Jessica Harper, Joan Bennett and Udo Kier star in this landmark giallo inspired by an essay by 19th-century opium eater Thomas De Quincey. Argento’s magnum opus (the first of his “Three Mothers” trilogy) mixes witchcraft, nubile young flesh and expressionist set design into a truly hellish brew. SUSPIRIA is as visually ravishing as it is violent; its director explaining the film’s distinctive look as “trying to reproduce the color of Walt Disney’s SNOW WHITE.” Goblin’s eerie progressive rock soundtrack envelopes listeners in a web of Moog, mellotron and guitar, and has been sampled in everything from Hong Kong action films to hip-hop songs.
Director Fritz Lang jumped (with abandon) onto the 1940s Freudian bandwagon with this wildly symbolic cinematic fright ride. On a pre-wedding holiday, Joan Bennett meets the real man of her dreams (Michael Redgrave), who sweeps her off her feet and into a nightmarish honeymoon that's a cross between REBECCA and BLUEBEARD. Ridiculous but visually stunning!
Dir: Fritz Lang
Gotham College professor Richard Wanley (Edward G. Robinson) becomes obsessed with a woman’s portrait in the window near his men’s club. While admiring the painting, he meets the flesh-and-blood subject (Joan Bennett) and is willingly lured up to her apartment for some Champagne. The woman’s boyfriend bursts in, gets the wrong idea, a lethal scuffle ensues, and before you can say “poor sap,” Wanley agrees to dump the body and cover up the death.

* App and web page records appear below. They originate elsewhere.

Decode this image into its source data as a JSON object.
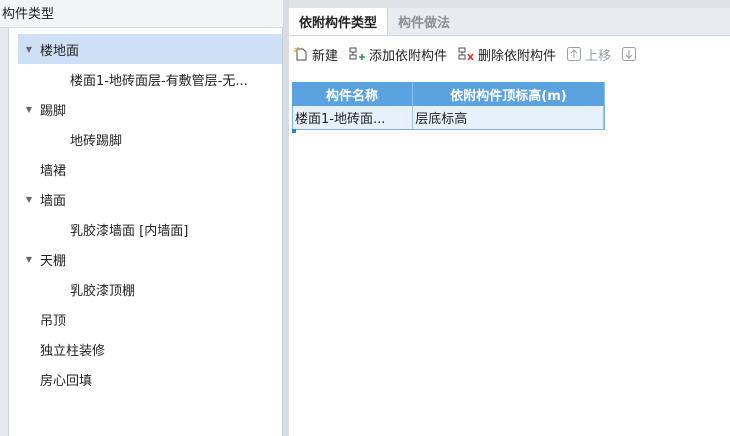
{
  "left": {
    "title": "构件类型",
    "tree": [
      {
        "label": "楼地面",
        "level": 0,
        "expanded": true,
        "selected": true
      },
      {
        "label": "楼面1-地砖面层-有敷管层-无...",
        "level": 1
      },
      {
        "label": "踢脚",
        "level": 0,
        "expanded": true
      },
      {
        "label": "地砖踢脚",
        "level": 1
      },
      {
        "label": "墙裙",
        "level": 0
      },
      {
        "label": "墙面",
        "level": 0,
        "expanded": true
      },
      {
        "label": "乳胶漆墙面 [内墙面]",
        "level": 1
      },
      {
        "label": "天棚",
        "level": 0,
        "expanded": true
      },
      {
        "label": "乳胶漆顶棚",
        "level": 1
      },
      {
        "label": "吊顶",
        "level": 0
      },
      {
        "label": "独立柱装修",
        "level": 0
      },
      {
        "label": "房心回填",
        "level": 0
      }
    ]
  },
  "right": {
    "tabs": [
      {
        "label": "依附构件类型",
        "active": true
      },
      {
        "label": "构件做法",
        "active": false
      }
    ],
    "toolbar": {
      "new_label": "新建",
      "add_label": "添加依附构件",
      "delete_label": "删除依附构件",
      "up_label": "上移",
      "down_label": ""
    },
    "grid": {
      "headers": [
        "构件名称",
        "依附构件顶标高(m)"
      ],
      "rows": [
        [
          "楼面1-地砖面...",
          "层底标高"
        ]
      ]
    }
  },
  "colors": {
    "selection": "#cfe0f6",
    "grid_header": "#5aa2e0",
    "grid_row": "#e6f1fc",
    "icon_green": "#2e9b57",
    "icon_red": "#d9342b",
    "icon_blue": "#2f7fd2"
  }
}
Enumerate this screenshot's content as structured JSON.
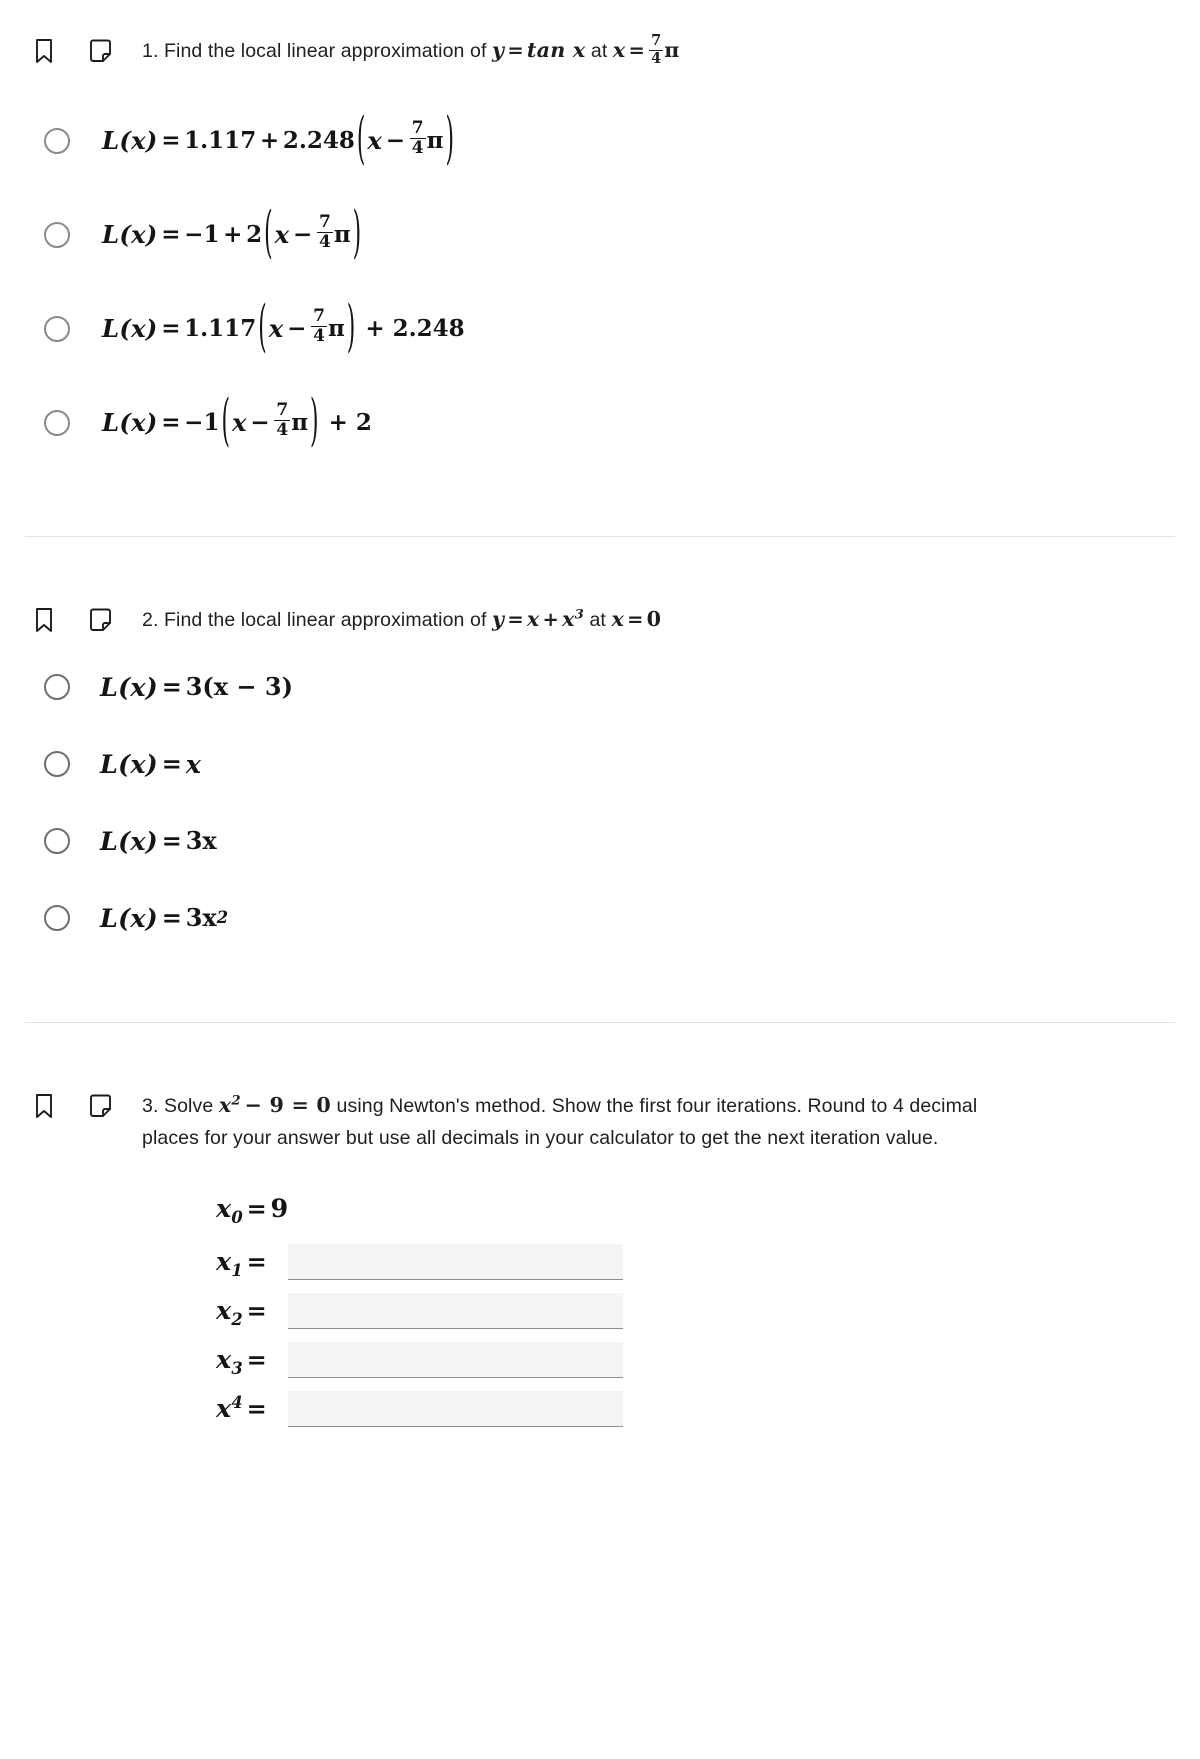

Much like in SCARLET STREET, Robinson and director Fritz Lang make a great team, with Robinson perfectly evoking the dangerous pathos of a middle-aged man tempted by youth.